Recently, the demand for field terminable plugs has increased to keep up with growth in high-bandwidth wireless access points and other online devices like surveillance cameras, LED lighting, motion sensors, display panels and building automation equipment. Field terminable plugs are also needed to enable high-performance data centers. This has led to rapid developments in new plug design and technology. And, as ever, an increased need for safety and reliability standards for this equipment.
This Tech Brief from Nexans provides an explanation of the base nomenclature used in fiber optic cabling connectivity.
If you are planning an Industrial Ethernet installation, here are 10 of the most common problems that you should look out for: 1) Using office-grade connectors, cables, and network gear; 2) Careless cable routing; 3) Not labeling your cabling installations, 4) Not testing cabling before installing a new line; 5) Not testing extended cabling parameters; 6) Using “digital extension cords.” 7) Trusting the “Link Light” LED; 8) Performing “swap-‘til-you-drop” troubleshooting; 9) Being unprepared for the leading cause of Industrial Ethernet failures; and 10) Neglecting fiber inspection and cleaning.
The characteristics that define an edge data center also inform many requirements for the infrastructure within the facility. High-speed networking, a compact footprint, little or no on-site staff, and high reliability are among the attributes of an edge data center that place exacting demands on data center systems. This webinar focuses on edge data centers and the cabling, power and infrastructure components needed.
The flexibility of Ethernet encourages innovation in Layer 1 network cabling design. That was the takeaway from a panel discussion at OFC titled, “Interoperability – The Foundation of Ethernet Success.” The panel addressed the evolution of developments in Ethernet interoperability testing and the adoption of new practices that accelerate seamless integration for all participants in the ecosystem. According to the Ethernet Alliance, interoperability is becoming a critical factor for meeting product deployment schedules, reducing post-sales support issues, and ensuring that customer expectations are exceeded.
Don't forget you can learn more about the @EthernetAllianc member companies taking part in #OFC17 at: https://t.co/0ei06VWoKf #EAOFC — Ethernet Alliance (@EthernetAllianc) March 15, 2017
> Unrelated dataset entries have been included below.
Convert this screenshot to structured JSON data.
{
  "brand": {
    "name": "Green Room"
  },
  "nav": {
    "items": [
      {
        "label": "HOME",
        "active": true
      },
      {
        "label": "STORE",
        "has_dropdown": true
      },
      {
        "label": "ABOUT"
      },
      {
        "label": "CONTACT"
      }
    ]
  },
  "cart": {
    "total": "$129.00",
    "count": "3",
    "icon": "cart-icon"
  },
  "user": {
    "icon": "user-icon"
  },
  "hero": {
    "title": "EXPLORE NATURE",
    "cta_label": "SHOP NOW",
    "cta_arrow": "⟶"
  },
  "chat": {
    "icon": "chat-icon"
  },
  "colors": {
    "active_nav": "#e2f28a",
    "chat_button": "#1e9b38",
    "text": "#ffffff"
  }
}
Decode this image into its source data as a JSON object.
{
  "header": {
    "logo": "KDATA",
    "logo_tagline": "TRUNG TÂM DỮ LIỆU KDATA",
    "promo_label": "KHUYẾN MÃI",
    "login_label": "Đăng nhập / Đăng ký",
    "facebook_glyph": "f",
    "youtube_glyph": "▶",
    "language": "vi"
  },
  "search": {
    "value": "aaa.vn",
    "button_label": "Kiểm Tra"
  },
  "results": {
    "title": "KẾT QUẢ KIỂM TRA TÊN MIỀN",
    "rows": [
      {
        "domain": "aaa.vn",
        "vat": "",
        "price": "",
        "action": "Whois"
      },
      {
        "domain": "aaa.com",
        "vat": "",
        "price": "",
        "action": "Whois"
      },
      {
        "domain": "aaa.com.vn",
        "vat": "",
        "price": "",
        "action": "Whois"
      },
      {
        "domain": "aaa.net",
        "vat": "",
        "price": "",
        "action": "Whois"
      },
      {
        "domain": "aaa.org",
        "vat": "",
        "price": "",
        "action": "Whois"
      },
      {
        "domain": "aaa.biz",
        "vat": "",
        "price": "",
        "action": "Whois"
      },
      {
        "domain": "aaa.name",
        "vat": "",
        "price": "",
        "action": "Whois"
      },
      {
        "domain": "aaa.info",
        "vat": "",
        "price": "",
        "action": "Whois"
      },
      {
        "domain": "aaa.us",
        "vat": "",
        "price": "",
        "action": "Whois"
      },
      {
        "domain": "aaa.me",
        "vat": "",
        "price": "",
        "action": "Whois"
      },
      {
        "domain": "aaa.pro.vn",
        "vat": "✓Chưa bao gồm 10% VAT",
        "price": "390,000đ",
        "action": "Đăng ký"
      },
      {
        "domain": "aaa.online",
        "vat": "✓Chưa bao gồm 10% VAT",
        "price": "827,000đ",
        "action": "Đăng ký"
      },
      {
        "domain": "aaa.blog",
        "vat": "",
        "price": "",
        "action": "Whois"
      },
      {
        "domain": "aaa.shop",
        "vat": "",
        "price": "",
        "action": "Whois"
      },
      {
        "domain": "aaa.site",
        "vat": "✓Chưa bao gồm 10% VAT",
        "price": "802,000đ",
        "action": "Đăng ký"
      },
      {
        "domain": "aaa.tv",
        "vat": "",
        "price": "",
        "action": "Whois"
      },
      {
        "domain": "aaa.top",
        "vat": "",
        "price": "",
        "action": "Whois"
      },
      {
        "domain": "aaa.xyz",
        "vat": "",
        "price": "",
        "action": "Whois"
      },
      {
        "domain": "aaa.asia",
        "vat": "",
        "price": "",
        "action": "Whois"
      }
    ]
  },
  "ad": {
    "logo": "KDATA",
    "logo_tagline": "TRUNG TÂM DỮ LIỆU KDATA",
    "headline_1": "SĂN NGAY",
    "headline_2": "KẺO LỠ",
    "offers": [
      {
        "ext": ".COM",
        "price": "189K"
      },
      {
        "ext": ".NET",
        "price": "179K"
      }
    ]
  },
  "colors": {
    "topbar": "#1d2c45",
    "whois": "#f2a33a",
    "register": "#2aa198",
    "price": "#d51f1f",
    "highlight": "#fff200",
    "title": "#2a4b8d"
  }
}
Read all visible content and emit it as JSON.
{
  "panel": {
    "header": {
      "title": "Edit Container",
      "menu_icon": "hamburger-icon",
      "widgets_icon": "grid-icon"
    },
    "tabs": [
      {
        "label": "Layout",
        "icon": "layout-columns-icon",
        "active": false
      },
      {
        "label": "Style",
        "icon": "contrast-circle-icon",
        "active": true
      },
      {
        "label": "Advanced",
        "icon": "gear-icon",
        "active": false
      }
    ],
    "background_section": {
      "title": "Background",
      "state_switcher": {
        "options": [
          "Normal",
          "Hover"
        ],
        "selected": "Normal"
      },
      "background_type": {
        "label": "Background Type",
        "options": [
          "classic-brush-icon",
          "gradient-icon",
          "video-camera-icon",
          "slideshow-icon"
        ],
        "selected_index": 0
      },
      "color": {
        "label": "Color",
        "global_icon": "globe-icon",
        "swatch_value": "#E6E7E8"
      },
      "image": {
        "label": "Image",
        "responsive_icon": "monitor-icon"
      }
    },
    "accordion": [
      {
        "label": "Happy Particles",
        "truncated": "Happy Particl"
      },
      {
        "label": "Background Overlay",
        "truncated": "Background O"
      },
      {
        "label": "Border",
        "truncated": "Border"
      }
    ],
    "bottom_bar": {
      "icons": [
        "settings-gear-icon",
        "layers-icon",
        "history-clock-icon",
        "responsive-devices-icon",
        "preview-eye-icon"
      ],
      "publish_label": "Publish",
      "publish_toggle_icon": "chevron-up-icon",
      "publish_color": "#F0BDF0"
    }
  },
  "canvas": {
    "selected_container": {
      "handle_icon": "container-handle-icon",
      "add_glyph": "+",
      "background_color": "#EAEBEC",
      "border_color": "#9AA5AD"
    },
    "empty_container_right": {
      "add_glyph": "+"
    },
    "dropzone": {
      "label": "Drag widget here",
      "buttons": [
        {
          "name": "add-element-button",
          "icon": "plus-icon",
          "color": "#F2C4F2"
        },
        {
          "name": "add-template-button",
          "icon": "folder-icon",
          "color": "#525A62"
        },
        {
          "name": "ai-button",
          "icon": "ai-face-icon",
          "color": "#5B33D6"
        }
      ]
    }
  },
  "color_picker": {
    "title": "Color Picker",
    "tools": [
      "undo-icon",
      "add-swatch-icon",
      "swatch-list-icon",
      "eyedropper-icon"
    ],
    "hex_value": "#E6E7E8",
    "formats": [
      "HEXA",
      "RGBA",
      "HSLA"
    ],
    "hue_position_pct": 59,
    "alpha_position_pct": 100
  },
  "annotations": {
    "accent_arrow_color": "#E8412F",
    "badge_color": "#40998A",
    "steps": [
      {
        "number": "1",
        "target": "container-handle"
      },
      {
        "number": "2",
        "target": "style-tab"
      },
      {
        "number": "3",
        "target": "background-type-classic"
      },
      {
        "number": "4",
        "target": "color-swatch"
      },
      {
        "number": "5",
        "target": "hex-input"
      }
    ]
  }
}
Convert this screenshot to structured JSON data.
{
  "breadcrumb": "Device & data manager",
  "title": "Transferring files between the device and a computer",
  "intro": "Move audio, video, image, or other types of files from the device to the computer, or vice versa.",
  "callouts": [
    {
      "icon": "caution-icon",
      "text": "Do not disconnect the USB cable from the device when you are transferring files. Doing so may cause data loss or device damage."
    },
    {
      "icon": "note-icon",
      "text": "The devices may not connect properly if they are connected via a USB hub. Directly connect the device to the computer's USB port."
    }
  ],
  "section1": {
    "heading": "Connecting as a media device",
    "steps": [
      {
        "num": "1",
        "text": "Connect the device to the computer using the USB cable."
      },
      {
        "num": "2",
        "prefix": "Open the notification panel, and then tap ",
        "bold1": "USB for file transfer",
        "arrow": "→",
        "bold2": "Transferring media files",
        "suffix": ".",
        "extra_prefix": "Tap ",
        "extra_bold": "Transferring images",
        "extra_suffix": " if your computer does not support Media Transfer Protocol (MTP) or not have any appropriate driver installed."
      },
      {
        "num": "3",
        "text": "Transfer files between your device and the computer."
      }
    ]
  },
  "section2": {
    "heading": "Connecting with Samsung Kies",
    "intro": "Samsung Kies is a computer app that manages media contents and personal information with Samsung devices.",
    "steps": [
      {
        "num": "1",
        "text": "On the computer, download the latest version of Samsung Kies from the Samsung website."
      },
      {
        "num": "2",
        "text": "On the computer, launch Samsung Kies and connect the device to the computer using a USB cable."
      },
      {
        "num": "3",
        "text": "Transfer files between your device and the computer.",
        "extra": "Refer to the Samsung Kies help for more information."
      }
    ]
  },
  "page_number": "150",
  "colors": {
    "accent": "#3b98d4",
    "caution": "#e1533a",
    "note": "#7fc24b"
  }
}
Millions of Ethernet ports from GbE to 100GbE targeting 40-80km shipped. Great data @lightcounting . pic.twitter.com/Nfqjs2K53U — John D – (@jodam) February 1, 2017